One of the scariest sequences to come from Mainstream Hollywood occured in the 1961 film Suddenly, Last Summer. In a lengthy flashback, we find out that Montgomery Clift was a homosexual (the actual word is not used, hey it was 1961 for cryin' out loud!) who used his wife (Elizabeth Taylor) to lure young boys to their mansion overlooking a small Mexican village for his own sexual pleasure. On their last night in the village Clift and Taylor have dinner at an outdoor cafe separated by only a thin fence from the boys they have been exploiting. Getting more nervous by the minute they decide to leave, but the children follow them banging on tin cans which they have flattened out to make crude musical instruments. Finally Clift breaks into a frenzied run but the children follow him up a steep hill where they corner him. As Taylor watches, the children of the damned cut Clift to pieces with the sharpened edges of their cymbals and then partially devour his corpse. The allegory is unmistakable: you cannot prey on people without them preying on you in return. The studio was taking a big chance in doing an ending this downbeat and they knew it. To-day, Suddenly, Last Summer is a difficult film to see either on Cable TV or on video.

Time and changing public attitudes brought about changes in movies, but still these changes were not very drastic. We can excuse Burt Reynolds literally getting away with murder in Deliverance by saying he killed the mountain men in self defense. But we can also imagine he did it to get even for what was done to his pals beforehand. At the same time, the main studios were giving us terror-disguised-as-adventure in Deliverance, a fellow named Wes Craven was pushing the envelope with Last House on the Left. The theme of Last House and the similarly themed The Hills Have Eyes and Mier Zarchi's I Spit on Your Grave was that so-called civilized people were capable of the same brutal violence as the societal lowlifes if they were pushed far enough. To that end, Hills Have Eyes and I Spit on Your Grave are far more honest in their approach than Last House. The parents of Mari, after getting a well deserved revenge on Krug and Company just stare at each other in mute shock as the horror of what they have done begins to sink in. To make matters worse the local sheriff, an ineffective Barney Fife type, comes in at that moment and nearly loses his lunch at what he sees. Hills and I Spit showed protagonists pushed way past their limit and getting revenge against people who clearly have it coming to them. Both times they are smiling when their deeds are done. They have been vindicated and they have a reason to smile without a shred of guilt. Remember though that these are all Independent films. Mainstream Hollywood had its eye on these low budgeters and especially the high returns they were reaping across the country. They decided to take a chance.

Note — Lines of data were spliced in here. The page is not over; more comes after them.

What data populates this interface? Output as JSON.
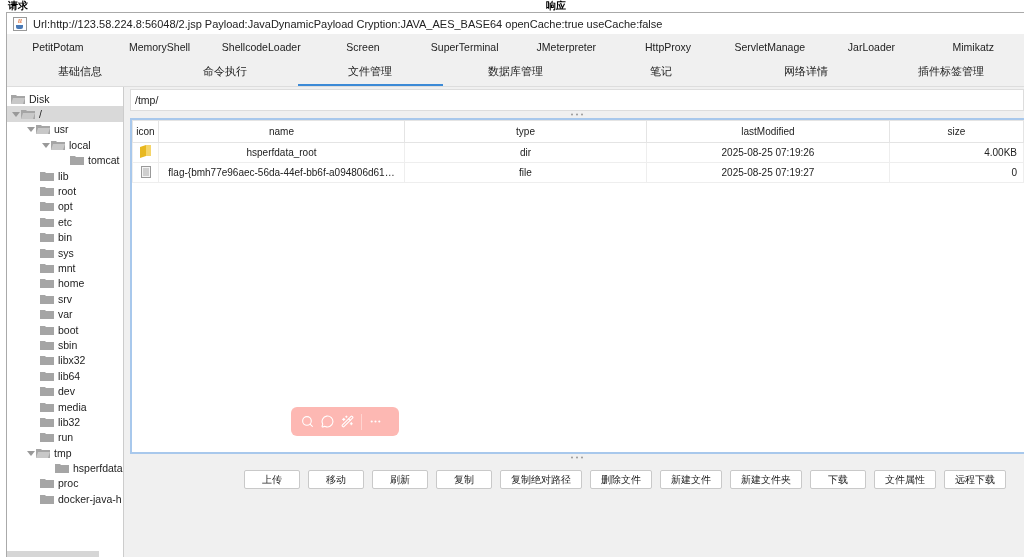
{
  "background": {
    "left_heading": "请求",
    "right_heading": "响应"
  },
  "window": {
    "title": "Url:http://123.58.224.8:56048/2.jsp Payload:JavaDynamicPayload Cryption:JAVA_AES_BASE64 openCache:true useCache:false"
  },
  "plugin_tabs": [
    {
      "label": "PetitPotam",
      "selected": false
    },
    {
      "label": "MemoryShell",
      "selected": false
    },
    {
      "label": "ShellcodeLoader",
      "selected": false
    },
    {
      "label": "Screen",
      "selected": false
    },
    {
      "label": "SuperTerminal",
      "selected": false
    },
    {
      "label": "JMeterpreter",
      "selected": false
    },
    {
      "label": "HttpProxy",
      "selected": false
    },
    {
      "label": "ServletManage",
      "selected": false
    },
    {
      "label": "JarLoader",
      "selected": false
    },
    {
      "label": "Mimikatz",
      "selected": false
    }
  ],
  "tabs": [
    {
      "label": "基础信息",
      "selected": false
    },
    {
      "label": "命令执行",
      "selected": false
    },
    {
      "label": "文件管理",
      "selected": true
    },
    {
      "label": "数据库管理",
      "selected": false
    },
    {
      "label": "笔记",
      "selected": false
    },
    {
      "label": "网络详情",
      "selected": false
    },
    {
      "label": "插件标签管理",
      "selected": false
    }
  ],
  "tree": [
    {
      "label": "Disk",
      "kind": "disk",
      "selected": false
    },
    {
      "label": "/",
      "selected": true,
      "expanded": true,
      "children": [
        {
          "label": "usr",
          "selected": false,
          "expanded": true,
          "children": [
            {
              "label": "local",
              "selected": false,
              "expanded": true,
              "children": [
                {
                  "label": "tomcat",
                  "selected": false
                }
              ]
            }
          ]
        },
        {
          "label": "lib",
          "selected": false
        },
        {
          "label": "root",
          "selected": false
        },
        {
          "label": "opt",
          "selected": false
        },
        {
          "label": "etc",
          "selected": false
        },
        {
          "label": "bin",
          "selected": false
        },
        {
          "label": "sys",
          "selected": false
        },
        {
          "label": "mnt",
          "selected": false
        },
        {
          "label": "home",
          "selected": false
        },
        {
          "label": "srv",
          "selected": false
        },
        {
          "label": "var",
          "selected": false
        },
        {
          "label": "boot",
          "selected": false
        },
        {
          "label": "sbin",
          "selected": false
        },
        {
          "label": "libx32",
          "selected": false
        },
        {
          "label": "lib64",
          "selected": false
        },
        {
          "label": "dev",
          "selected": false
        },
        {
          "label": "media",
          "selected": false
        },
        {
          "label": "lib32",
          "selected": false
        },
        {
          "label": "run",
          "selected": false
        },
        {
          "label": "tmp",
          "selected": false,
          "expanded": true,
          "children": [
            {
              "label": "hsperfdata",
              "selected": false
            }
          ]
        },
        {
          "label": "proc",
          "selected": false
        },
        {
          "label": "docker-java-h",
          "selected": false
        }
      ]
    }
  ],
  "path": {
    "value": "/tmp/"
  },
  "table": {
    "columns": [
      "icon",
      "name",
      "type",
      "lastModified",
      "size"
    ],
    "rows": [
      {
        "kind": "dir",
        "name": "hsperfdata_root",
        "type": "dir",
        "lastModified": "2025-08-25 07:19:26",
        "size": "4.00KB"
      },
      {
        "kind": "file",
        "name": "flag-{bmh77e96aec-56da-44ef-bb6f-a094806d61…",
        "type": "file",
        "lastModified": "2025-08-25 07:19:27",
        "size": "0"
      }
    ]
  },
  "buttons": [
    "上传",
    "移动",
    "刷新",
    "复制",
    "复制绝对路径",
    "删除文件",
    "新建文件",
    "新建文件夹",
    "下载",
    "文件属性",
    "远程下载"
  ]
}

Paramount, the studio that had given the world such films as Murder by the Clock (1931), Island of Lost Souls (1932), Murders in the Zoo (1933) and who had nearly made terror films respectable by producing a version of Dr. Jekyll and Mr. Hyde that won an Oscar in 1932, took a chance with Friday the 13th in 1980. The public had shown that it wanted lots of blood and gore and Friday gave it to them. Well, almost! Looking at Friday with an analytical eye, we can see that in many cases we are seeing only the aftermath of a violent act. The death of the first victim is shown onscreen but after that many of the other deaths happen just out of camera range and we get a look at the brutal after effects. Of course, if there was a chance to showoff a gosh-wow effect like the fellow who gets an arrow puched through his neck from behind this was allowed, because a scene like that would promote good word of mouth about the picture and bring even more people back to see it.